Underwriting has become a vital factor in one other way. The recession and slow recovery have created BHPH customers out of people who traditionally were able to finance their vehicle purchases through conventional lenders. They are used to monthly payments, the ability to pay late and being able to pay without coming to the dealership. Your underwriting process must now also include educating these customers on how buying at a BHPH dealership works. Failure to do so will have an adverse effect on your collections and delinquency.
4. New collections tools continue to grow in usage.
Most BHPH dealers have already made the decision whether to use payment protection devices or GPS locators and you’ve probably heard all the arguments pro and con.
Scoring systems seem to fit the same mold. Those who believe in them claim they can improve underwriting and reduce delinquency and charge-offs. Those that don’t say the system’s results have no correlation with how an account actually performs and that carefully underwriting by the dealership management staff can outperform any system.
The decision on whether to use the various options for collecting payments from a dealership’s customers can be a difficult decision. One of the most basic philosophies from the very beginning of BHPH was that you, the dealer, wanted to see your customer at the dealership every time he got paid to make his payment. As alternative payment methods such as paying by credit or debit card over the phone or even online became available, many dealers chose not to implement these methods so they could maintain contact with their customers in the same ways they always had.
Many of the new customers entering BHPH, however, are used to being able to call in payments or make payments online. They resist the BHPH model of having to appear at the dealership to pay. Dealers who have adopted these newer payment technologies have discovered that making it easier and more convenient for their customers to pay has actually improved their collections and reduced their collection costs. They have learned that they can still stay connected with their customers in other ways while making it easy for them to pay.
5. BHPH dealers need to pay more attention to regulatory compliance.
Compliance with federal and state laws has been any area of concern for car dealers since 9/11. The burden compliance with the various laws, rules and regulations can create for dealers can overwhelm smaller dealers. In the past, too many dealers have ignored compliance in a hope that it would just go away.
That approach, while never a good one, can now lead to serious problems. The Consumer Financial Protection Bureau is beginning to flex its muscles and a revitalized Federal Trade Commission is right behind. In addition, state attorneys general have now been empowered to enforce many FTC regulations. If you have ignored compliance to this point or not made it a top priority, you must address it now.

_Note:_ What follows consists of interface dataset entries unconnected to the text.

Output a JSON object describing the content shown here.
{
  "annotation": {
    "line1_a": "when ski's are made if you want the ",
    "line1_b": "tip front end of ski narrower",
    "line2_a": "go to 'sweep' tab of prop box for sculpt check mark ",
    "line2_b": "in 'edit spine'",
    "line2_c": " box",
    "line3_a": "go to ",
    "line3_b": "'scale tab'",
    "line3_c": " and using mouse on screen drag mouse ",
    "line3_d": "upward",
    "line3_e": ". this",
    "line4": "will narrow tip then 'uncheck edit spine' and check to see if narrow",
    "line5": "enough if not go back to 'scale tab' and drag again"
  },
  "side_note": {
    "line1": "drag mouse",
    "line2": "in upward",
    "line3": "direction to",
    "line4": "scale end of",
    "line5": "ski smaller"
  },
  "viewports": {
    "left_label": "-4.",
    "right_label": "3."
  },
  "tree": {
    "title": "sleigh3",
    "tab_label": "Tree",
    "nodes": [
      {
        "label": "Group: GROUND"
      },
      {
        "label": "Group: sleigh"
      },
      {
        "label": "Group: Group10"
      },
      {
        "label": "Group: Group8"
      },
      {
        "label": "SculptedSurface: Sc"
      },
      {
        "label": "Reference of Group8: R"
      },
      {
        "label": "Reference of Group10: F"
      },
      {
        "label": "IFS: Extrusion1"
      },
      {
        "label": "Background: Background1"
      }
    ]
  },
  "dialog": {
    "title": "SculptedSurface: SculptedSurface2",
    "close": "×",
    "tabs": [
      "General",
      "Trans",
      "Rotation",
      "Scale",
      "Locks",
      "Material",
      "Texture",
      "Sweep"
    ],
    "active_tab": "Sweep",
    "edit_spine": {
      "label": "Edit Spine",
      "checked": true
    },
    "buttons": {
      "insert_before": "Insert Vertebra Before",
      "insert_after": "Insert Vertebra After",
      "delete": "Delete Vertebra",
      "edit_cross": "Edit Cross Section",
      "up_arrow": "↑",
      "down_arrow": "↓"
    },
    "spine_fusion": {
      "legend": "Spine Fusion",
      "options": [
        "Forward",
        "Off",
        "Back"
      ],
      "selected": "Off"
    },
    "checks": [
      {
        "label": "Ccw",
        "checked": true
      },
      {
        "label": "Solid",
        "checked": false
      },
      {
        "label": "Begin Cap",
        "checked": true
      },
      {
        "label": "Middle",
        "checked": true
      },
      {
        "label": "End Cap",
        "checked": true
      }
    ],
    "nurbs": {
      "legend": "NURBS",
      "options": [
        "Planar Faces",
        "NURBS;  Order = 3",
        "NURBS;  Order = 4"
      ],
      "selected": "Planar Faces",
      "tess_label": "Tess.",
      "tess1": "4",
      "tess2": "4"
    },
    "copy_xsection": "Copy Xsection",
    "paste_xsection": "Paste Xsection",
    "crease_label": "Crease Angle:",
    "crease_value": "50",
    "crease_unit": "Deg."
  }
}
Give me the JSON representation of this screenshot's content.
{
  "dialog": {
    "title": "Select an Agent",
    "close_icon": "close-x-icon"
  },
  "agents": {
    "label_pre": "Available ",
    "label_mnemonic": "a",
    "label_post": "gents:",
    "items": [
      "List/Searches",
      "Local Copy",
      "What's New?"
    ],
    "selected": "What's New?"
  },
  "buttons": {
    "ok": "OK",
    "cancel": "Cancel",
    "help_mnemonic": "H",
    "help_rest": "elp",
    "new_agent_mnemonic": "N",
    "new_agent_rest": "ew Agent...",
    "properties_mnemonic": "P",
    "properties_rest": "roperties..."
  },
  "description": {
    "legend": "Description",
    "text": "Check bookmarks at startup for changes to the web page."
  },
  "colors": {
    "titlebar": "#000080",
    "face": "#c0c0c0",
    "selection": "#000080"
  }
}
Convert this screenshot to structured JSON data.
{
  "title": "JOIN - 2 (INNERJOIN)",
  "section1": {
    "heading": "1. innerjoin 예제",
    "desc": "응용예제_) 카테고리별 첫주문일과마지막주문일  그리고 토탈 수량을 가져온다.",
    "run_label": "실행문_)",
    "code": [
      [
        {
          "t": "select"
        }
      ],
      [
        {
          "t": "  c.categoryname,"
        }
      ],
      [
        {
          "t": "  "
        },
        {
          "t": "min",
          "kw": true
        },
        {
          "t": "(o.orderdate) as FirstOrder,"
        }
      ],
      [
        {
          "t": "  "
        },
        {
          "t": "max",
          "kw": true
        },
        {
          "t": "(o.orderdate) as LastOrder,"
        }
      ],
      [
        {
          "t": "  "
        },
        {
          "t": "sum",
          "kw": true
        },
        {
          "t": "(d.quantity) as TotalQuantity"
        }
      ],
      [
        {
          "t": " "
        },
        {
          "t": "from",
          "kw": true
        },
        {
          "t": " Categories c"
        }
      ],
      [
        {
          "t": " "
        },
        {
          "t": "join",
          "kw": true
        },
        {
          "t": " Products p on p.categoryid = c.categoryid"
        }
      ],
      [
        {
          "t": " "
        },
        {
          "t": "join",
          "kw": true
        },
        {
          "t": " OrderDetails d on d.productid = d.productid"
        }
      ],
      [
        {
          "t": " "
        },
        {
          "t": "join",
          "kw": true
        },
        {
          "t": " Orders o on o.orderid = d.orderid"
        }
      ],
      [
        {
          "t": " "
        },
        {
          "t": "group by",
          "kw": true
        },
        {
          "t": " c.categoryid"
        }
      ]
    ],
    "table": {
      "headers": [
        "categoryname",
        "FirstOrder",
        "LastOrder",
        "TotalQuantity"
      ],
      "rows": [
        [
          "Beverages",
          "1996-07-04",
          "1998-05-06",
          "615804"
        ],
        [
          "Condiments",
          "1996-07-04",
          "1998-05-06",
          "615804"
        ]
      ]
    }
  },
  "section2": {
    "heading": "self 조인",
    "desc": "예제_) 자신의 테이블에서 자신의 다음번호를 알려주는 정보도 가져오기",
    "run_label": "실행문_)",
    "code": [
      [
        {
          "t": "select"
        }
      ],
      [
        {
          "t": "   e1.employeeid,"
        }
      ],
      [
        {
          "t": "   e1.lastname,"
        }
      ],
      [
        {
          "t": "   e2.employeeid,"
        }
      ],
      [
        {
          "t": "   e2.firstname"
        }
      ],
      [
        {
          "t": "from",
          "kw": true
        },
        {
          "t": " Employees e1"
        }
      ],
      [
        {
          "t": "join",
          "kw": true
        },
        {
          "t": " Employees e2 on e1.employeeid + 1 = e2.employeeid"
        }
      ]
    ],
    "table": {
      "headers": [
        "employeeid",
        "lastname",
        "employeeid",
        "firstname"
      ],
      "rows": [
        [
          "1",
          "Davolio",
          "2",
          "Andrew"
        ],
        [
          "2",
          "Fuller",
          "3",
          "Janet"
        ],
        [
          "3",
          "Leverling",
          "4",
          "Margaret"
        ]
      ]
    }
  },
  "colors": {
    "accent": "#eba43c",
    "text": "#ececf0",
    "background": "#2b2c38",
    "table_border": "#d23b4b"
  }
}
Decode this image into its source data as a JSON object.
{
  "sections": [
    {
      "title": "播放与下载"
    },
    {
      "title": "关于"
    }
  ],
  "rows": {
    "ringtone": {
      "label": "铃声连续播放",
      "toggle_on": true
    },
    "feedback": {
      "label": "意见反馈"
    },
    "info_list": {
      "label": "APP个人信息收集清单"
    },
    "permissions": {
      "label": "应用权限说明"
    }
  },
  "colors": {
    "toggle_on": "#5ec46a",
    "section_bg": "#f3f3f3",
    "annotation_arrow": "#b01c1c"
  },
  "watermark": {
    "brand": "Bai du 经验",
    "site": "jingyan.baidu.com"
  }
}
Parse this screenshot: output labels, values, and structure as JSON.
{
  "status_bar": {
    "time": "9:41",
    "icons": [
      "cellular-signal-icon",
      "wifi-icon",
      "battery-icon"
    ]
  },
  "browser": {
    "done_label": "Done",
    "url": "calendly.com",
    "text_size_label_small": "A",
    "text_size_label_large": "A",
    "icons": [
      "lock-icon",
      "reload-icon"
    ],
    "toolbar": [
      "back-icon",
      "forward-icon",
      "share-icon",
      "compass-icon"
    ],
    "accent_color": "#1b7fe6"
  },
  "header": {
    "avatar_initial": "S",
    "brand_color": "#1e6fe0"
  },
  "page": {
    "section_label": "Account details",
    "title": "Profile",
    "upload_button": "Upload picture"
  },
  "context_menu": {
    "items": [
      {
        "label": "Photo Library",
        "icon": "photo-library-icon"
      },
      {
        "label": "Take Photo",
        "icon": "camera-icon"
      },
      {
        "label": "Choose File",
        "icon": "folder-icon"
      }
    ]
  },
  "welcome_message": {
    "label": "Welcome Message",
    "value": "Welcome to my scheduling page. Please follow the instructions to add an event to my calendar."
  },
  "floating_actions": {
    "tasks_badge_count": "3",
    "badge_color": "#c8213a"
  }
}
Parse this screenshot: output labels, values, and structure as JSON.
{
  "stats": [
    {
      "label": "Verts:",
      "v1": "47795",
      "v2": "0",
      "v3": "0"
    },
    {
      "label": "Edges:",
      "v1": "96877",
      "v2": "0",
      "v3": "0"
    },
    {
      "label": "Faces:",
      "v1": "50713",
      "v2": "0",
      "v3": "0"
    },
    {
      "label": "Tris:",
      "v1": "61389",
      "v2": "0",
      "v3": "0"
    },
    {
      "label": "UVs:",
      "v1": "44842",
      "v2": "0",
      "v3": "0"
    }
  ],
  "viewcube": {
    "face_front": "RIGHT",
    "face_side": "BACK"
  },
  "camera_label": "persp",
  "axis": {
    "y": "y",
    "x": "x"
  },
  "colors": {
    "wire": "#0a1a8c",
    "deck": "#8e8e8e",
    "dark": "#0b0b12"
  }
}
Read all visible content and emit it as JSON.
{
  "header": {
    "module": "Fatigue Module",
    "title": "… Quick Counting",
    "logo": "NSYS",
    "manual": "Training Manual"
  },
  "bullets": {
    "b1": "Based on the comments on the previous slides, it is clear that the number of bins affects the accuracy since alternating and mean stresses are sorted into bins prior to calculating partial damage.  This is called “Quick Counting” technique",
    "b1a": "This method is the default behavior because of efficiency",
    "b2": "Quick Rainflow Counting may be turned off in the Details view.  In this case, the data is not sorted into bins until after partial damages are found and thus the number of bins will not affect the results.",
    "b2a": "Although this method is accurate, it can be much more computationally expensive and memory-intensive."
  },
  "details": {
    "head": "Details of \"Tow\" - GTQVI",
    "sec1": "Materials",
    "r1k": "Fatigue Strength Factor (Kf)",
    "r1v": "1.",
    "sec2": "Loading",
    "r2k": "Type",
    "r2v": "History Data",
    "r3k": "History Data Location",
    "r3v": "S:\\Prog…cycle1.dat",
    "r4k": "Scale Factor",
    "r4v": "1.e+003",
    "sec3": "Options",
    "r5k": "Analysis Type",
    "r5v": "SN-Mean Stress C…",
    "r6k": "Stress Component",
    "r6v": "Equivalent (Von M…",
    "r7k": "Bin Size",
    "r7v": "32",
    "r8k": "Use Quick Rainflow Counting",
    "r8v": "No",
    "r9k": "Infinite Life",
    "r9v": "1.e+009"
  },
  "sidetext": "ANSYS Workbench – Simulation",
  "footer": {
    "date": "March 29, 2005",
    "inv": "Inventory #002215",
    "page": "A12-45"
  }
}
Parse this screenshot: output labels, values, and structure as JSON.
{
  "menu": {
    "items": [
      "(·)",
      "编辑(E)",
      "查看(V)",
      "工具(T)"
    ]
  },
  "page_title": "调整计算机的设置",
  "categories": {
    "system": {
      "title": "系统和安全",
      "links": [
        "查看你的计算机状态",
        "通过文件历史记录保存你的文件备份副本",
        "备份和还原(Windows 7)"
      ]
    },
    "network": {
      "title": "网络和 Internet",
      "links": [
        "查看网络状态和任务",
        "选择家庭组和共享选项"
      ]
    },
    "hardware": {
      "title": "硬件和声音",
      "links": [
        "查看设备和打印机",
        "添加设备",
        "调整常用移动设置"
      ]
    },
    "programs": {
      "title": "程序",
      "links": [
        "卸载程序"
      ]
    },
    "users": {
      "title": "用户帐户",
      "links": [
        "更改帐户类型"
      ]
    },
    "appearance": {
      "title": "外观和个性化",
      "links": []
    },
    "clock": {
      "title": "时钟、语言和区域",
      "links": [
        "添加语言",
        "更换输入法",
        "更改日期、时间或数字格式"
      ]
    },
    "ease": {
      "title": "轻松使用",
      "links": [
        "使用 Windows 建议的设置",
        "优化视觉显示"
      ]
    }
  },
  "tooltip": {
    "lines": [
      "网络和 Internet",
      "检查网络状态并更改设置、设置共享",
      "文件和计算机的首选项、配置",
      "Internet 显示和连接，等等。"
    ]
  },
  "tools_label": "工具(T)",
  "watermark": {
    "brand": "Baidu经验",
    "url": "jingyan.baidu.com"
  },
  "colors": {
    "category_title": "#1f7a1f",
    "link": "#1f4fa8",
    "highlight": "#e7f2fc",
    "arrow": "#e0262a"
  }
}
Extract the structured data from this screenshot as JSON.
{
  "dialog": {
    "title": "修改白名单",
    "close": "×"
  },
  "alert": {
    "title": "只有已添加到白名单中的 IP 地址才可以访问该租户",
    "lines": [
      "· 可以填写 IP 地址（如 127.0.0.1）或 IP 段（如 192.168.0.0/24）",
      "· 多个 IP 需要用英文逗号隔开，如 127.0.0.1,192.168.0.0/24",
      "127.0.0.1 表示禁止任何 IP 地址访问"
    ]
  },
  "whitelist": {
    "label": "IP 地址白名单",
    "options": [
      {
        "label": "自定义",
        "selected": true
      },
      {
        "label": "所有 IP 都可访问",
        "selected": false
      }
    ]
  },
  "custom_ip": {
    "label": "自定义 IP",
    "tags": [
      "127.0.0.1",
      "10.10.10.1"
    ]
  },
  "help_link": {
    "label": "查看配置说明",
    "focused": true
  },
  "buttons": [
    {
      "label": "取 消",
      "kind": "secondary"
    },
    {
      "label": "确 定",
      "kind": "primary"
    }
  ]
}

It is a great time to be a Buy Here – Pay Here dealer. The business can provide a steady income regardless of the economic situation. Reassess your business and look for ways to improve regularly and you can thrive.